Member’s Bill

132—1

Explanatory note

General policy statement

The rates rebate scheme was introduced in 1973 to allow ratepayers of residential properties who are on low incomes to receive a rebate on their rates. This was before the expansion of retirement villages and occupation right agreements (ORAs). Residents of retirement villages with ORAs pay rates but, in most circumstances, pay indirectly (i.e. to the retirement village owner) rather than directly to the local authority. Under the Rates Rebate Act 1973, these residents are not entitled to a rates rebate. It is this anomaly that this Bill addresses.

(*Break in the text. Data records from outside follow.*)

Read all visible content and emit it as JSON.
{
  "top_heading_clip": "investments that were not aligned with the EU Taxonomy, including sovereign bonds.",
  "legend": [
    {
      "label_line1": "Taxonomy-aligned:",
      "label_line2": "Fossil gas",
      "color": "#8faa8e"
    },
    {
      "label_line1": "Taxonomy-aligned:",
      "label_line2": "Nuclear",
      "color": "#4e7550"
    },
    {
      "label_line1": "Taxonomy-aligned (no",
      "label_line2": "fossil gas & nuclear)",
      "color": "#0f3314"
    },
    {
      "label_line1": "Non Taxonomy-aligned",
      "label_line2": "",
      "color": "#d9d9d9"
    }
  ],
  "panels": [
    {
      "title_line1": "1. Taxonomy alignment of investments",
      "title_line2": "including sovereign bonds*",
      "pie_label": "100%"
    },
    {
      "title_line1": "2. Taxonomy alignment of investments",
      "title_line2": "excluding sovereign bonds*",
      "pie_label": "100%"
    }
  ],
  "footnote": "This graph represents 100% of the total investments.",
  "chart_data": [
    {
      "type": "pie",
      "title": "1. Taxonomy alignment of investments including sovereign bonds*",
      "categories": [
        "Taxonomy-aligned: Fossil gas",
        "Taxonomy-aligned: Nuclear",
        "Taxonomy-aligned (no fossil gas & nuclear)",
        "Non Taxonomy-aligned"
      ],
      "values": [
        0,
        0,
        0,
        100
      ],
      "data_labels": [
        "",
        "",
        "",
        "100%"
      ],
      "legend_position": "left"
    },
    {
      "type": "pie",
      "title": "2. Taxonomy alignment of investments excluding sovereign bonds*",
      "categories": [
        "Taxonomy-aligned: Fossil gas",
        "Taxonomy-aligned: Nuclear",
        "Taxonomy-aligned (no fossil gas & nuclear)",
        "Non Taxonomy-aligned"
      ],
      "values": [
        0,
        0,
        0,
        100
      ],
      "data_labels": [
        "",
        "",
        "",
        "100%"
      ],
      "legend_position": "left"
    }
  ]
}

Some local authorities have changed their rating practice so that individual residents with ORAs are billed directly for their rates. In these instances, the residents are entitled to apply for a rates rebate. This amendment would ensure that, regardless of the billing practice of the local authority, residents are recognised as paying rates, and are therefore entitled to apply for a rates rebate.

Clause by clause analysis

Clause 1 is the Title clause

Clause 2 provides that the Bill comes into force on the day after the date on which it receives the Royal assent.

Clause 3 provides that the Bill amends the Rates Rebate Act 1973 (the principal Act).

Clause 4 amends section 5 of the principal Act, by replacing the definition of ratepayer with one that recognises as ratepayers not only those persons defined as ratepayers under the Local Government (Rating) Act 2002, but also those residents of retirement villages who pay rates, directly or indirectly, in connection with their occupation right agreements. Clause 4 further amends section 5 of the principal Act by providing definitions of terms, related to retirement villages, that are used in the replacement definition of ratepayer.